Source data below:

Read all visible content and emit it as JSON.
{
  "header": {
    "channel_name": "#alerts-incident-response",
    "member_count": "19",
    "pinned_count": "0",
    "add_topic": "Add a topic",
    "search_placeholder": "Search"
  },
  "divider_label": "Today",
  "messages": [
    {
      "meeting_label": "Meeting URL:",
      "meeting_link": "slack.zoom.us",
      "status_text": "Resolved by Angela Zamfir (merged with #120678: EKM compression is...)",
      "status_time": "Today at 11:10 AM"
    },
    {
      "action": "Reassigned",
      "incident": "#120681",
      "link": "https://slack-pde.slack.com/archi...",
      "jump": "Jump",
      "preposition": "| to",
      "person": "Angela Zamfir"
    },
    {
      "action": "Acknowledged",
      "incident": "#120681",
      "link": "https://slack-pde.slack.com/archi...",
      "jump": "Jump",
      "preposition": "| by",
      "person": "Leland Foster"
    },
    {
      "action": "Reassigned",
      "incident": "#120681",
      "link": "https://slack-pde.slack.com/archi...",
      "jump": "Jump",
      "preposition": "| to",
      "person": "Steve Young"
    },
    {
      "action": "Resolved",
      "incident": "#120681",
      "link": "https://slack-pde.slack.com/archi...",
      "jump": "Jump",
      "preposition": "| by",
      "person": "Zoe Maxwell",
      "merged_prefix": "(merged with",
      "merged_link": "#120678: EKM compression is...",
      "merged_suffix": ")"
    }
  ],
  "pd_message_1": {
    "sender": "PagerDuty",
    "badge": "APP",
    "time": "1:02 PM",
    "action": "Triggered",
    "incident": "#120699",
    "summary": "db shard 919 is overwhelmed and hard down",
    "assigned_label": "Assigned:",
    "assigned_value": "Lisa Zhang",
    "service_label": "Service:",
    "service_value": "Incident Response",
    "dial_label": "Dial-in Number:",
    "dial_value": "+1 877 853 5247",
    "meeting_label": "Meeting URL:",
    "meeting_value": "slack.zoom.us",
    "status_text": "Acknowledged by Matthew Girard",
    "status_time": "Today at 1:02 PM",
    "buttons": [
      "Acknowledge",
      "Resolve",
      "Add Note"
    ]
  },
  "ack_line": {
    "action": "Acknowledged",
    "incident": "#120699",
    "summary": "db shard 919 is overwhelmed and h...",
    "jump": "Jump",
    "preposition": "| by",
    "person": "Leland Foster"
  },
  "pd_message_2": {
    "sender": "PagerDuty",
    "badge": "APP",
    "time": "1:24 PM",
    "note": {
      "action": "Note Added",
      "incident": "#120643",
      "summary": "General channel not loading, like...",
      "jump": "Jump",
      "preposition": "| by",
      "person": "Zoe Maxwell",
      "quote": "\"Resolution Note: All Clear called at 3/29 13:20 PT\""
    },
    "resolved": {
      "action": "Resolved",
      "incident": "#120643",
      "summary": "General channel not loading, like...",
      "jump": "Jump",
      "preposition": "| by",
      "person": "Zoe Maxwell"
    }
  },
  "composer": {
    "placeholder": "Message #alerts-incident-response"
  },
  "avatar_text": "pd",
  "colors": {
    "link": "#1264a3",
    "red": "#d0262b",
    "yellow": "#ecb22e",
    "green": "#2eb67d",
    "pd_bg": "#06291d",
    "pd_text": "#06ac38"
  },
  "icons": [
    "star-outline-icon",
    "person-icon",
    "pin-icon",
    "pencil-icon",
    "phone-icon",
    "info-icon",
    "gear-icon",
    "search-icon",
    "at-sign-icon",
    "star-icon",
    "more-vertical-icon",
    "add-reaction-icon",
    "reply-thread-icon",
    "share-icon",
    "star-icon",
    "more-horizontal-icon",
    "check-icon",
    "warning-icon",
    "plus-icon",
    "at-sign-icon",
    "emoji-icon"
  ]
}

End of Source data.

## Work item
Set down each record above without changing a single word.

## Answer
Read all visible content and emit it as JSON.
{
  "header": {
    "channel_name": "#alerts-incident-response",
    "member_count": "19",
    "pinned_count": "0",
    "add_topic": "Add a topic",
    "search_placeholder": "Search"
  },
  "divider_label": "Today",
  "messages": [
    {
      "meeting_label": "Meeting URL:",
      "meeting_link": "slack.zoom.us",
      "status_text": "Resolved by Angela Zamfir (merged with #120678: EKM compression is...)",
      "status_time": "Today at 11:10 AM"
    },
    {
      "action": "Reassigned",
      "incident": "#120681",
      "link": "https://slack-pde.slack.com/archi...",
      "jump": "Jump",
      "preposition": "| to",
      "person": "Angela Zamfir"
    },
    {
      "action": "Acknowledged",
      "incident": "#120681",
      "link": "https://slack-pde.slack.com/archi...",
      "jump": "Jump",
      "preposition": "| by",
      "person": "Leland Foster"
    },
    {
      "action": "Reassigned",
      "incident": "#120681",
      "link": "https://slack-pde.slack.com/archi...",
      "jump": "Jump",
      "preposition": "| to",
      "person": "Steve Young"
    },
    {
      "action": "Resolved",
      "incident": "#120681",
      "link": "https://slack-pde.slack.com/archi...",
      "jump": "Jump",
      "preposition": "| by",
      "person": "Zoe Maxwell",
      "merged_prefix": "(merged with",
      "merged_link": "#120678: EKM compression is...",
      "merged_suffix": ")"
    }
  ],
  "pd_message_1": {
    "sender": "PagerDuty",
    "badge": "APP",
    "time": "1:02 PM",
    "action": "Triggered",
    "incident": "#120699",
    "summary": "db shard 919 is overwhelmed and hard down",
    "assigned_label": "Assigned:",
    "assigned_value": "Lisa Zhang",
    "service_label": "Service:",
    "service_value": "Incident Response",
    "dial_label": "Dial-in Number:",
    "dial_value": "+1 877 853 5247",
    "meeting_label": "Meeting URL:",
    "meeting_value": "slack.zoom.us",
    "status_text": "Acknowledged by Matthew Girard",
    "status_time": "Today at 1:02 PM",
    "buttons": [
      "Acknowledge",
      "Resolve",
      "Add Note"
    ]
  },
  "ack_line": {
    "action": "Acknowledged",
    "incident": "#120699",
    "summary": "db shard 919 is overwhelmed and h...",
    "jump": "Jump",
    "preposition": "| by",
    "person": "Leland Foster"
  },
  "pd_message_2": {
    "sender": "PagerDuty",
    "badge": "APP",
    "time": "1:24 PM",
    "note": {
      "action": "Note Added",
      "incident": "#120643",
      "summary": "General channel not loading, like...",
      "jump": "Jump",
      "preposition": "| by",
      "person": "Zoe Maxwell",
      "quote": "\"Resolution Note: All Clear called at 3/29 13:20 PT\""
    },
    "resolved": {
      "action": "Resolved",
      "incident": "#120643",
      "summary": "General channel not loading, like...",
      "jump": "Jump",
      "preposition": "| by",
      "person": "Zoe Maxwell"
    }
  },
  "composer": {
    "placeholder": "Message #alerts-incident-response"
  },
  "avatar_text": "pd",
  "colors": {
    "link": "#1264a3",
    "red": "#d0262b",
    "yellow": "#ecb22e",
    "green": "#2eb67d",
    "pd_bg": "#06291d",
    "pd_text": "#06ac38"
  },
  "icons": [
    "star-outline-icon",
    "person-icon",
    "pin-icon",
    "pencil-icon",
    "phone-icon",
    "info-icon",
    "gear-icon",
    "search-icon",
    "at-sign-icon",
    "star-icon",
    "more-vertical-icon",
    "add-reaction-icon",
    "reply-thread-icon",
    "share-icon",
    "star-icon",
    "more-horizontal-icon",
    "check-icon",
    "warning-icon",
    "plus-icon",
    "at-sign-icon",
    "emoji-icon"
  ]
}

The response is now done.